Recently, I shared some observations about how God reveals Himself through nature. We saw that the created world actually points us to the existence of a Creator.
Yet, some will point out that there is a problem. Many people come to believe that there is a Higher Power or Supreme Being by looking at the world, yet draw very different conclusions about what this entity is like. Is God a brilliant mathematician, as proposed by physicist Michio Kaku? Is His greatest attribute love? Does He delight in chaos and violence to achieve His ends? Is there only one God, or are there multiple equally-powerful Higher Beings battling each other in the cosmos? The questions are numerous, and these are only a few of the notions about the nature of deity that have been proposed throughout the ages.
The Christian faith offers an answer, which we will examine over the next few weeks. We are not left to our own devices. Yes, many begin by “groping for God” hoping to find Him. Speaking to the people of philosophy-frenzied Athens, St. Paul said:
“And he made from one man every nation of mankind to live on all the face of the earth, having determined allotted periods and the boundaries of their dwelling place, that they should seek God, and perhaps feel their way toward him and find him. Yet he is actually not far from each one of us, for
‘In him we live and move and have our being’;
as even some of your own poets have said,
‘For we are indeed his offspring’” (Acts 17:26–28; all Scripture quotations are from the English Standard Version unless indicated otherwise).
God does not leave us alone, groping in the dark. He revealed Himself throughout the ages to different people at different times, and this self-revelation is recorded for us in His Word, the Bible. The Bible is not primarily a theology textbook, science text, philosophical treatise, or rule book.
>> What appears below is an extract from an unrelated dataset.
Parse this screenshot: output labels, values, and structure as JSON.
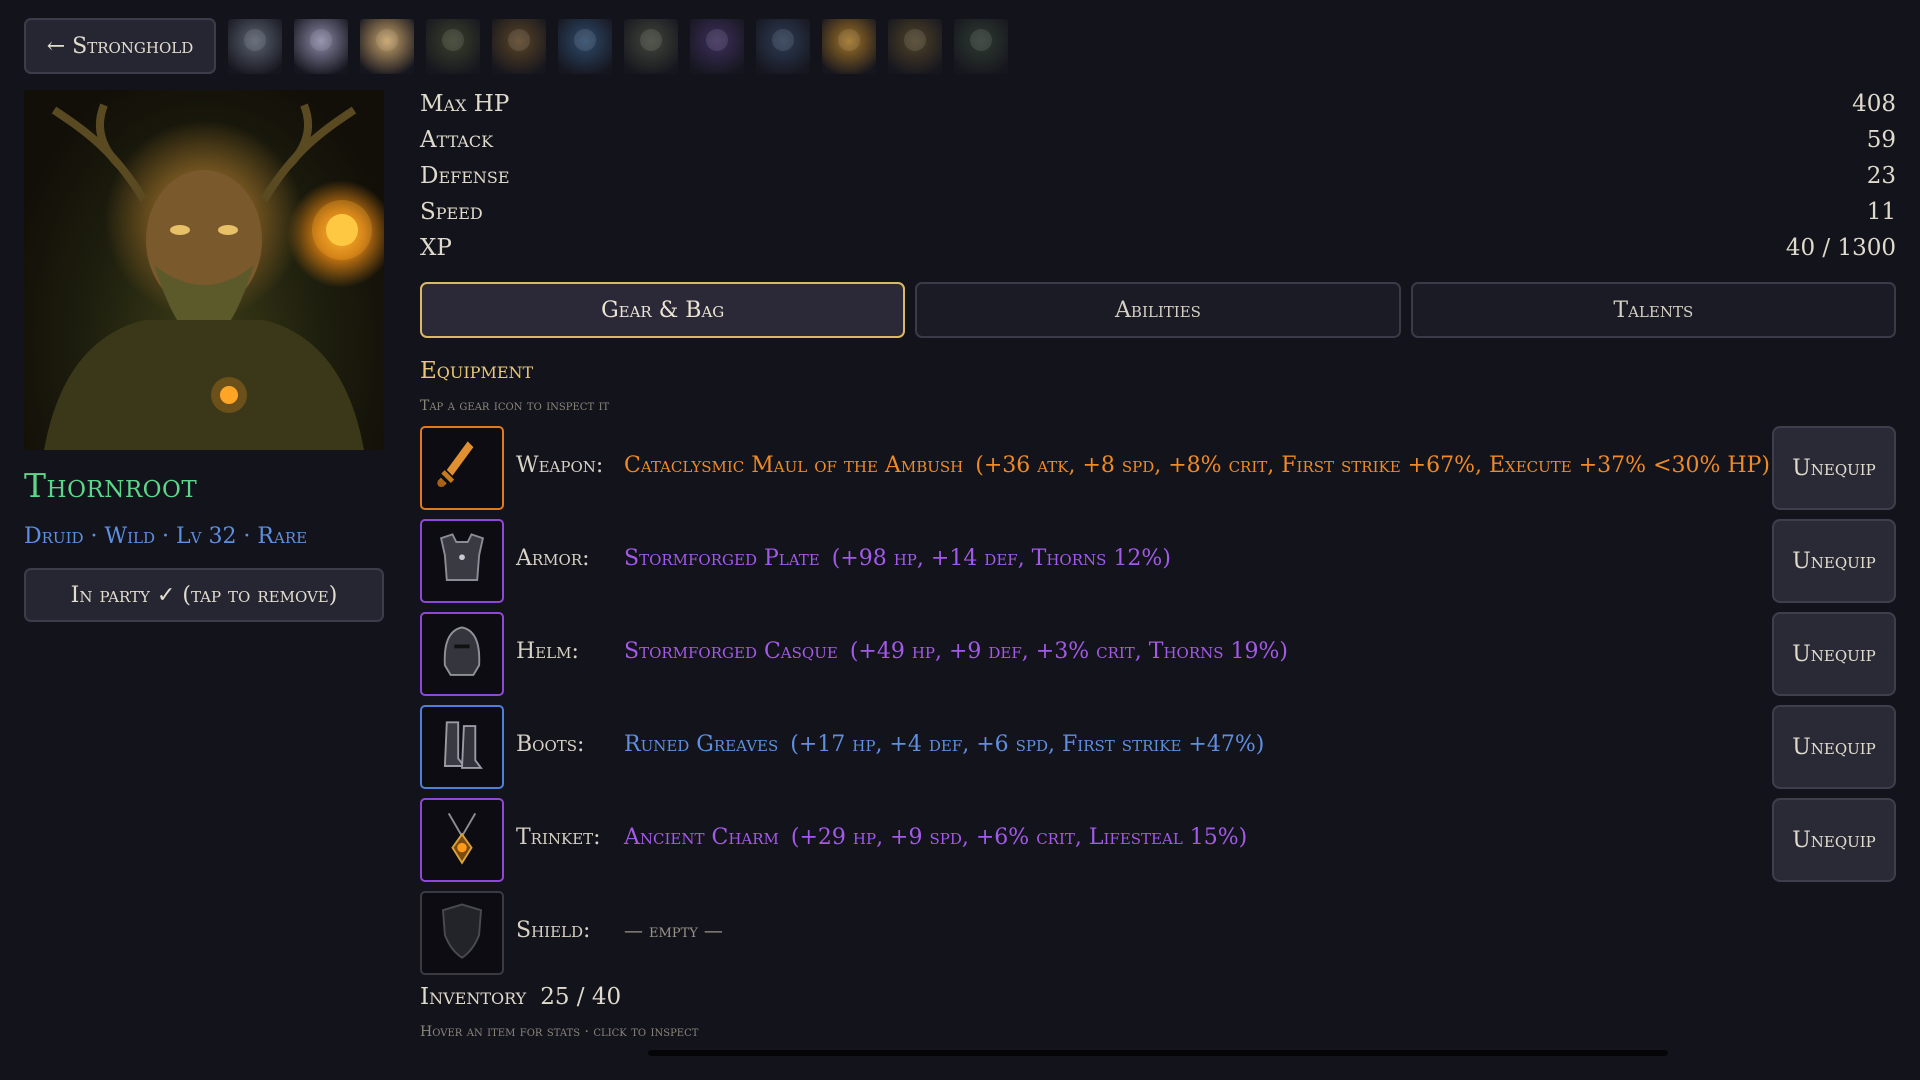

At its foundation, it is God’s inspired written record of His testimony to mankind. He calls us to encounter Him through His Son Jesus Christ, whom the Written Word of God reveals as the Living Word of God. This is the nature and focus of divine revelation.
A recent post headlined Psalm 19, which describes how God reveals Himself in the created order. That psalm proceeds to describe God’s self-revelation through His Law (which, at the time of the psalmist, was pretty much the only group of books recognized as “the written Word of God” or Bible):
“The law of the Lord is perfect,
reviving the soul;
the testimony of the Lord is sure,
making wise the simple;
the precepts of the Lord are right,
rejoicing the heart;
the commandment of the Lord is pure,
enlightening the eyes;
the fear of the Lord is clean,
the rules of the Lord are true,
and righteous altogether.
More to be desired are they than gold,
even much fine gold;
sweeter also than honey
and drippings of the honeycomb.
Moreover, by them is your servant warned;
in keeping them there is great reward.
Who can discern his errors?
Declare me innocent from hidden faults.
Keep back your servant also from presumptuous sins;
let them not have dominion over me!
Then I shall be blameless,
and innocent of great transgression.
Let the words of my mouth and the meditation of my heart
be acceptable in your sight,
O Lord, my rock and my redeemer” (Psalms 19:7–14)
God’s power and glory can be seen in creation, including the apparent motion of the sun across the sky. Other Old Testament authors would see God’s power and glory in other parts of nature: the wonders of the night sky; the awesome power of a turbulent storm; the gentle rain that allows life to spring forth upon the earth; the diversity of animals and plants that inhabited the land; and so on. Yet, Psalm 19 reminds us to move on. God has spoken. He has given us His Law. He has shown us how to live. His words and wisdom revive the soul, give wisdom, rejoice the heart, and enlighten the eyes. His Word abides forever. It is priceless. It protects us from the consequences of folly. He has given us His Word to preserve and direct us and to draw us to Himself.
Copyright © 2019 Michael E. Lynch. All rights reserved.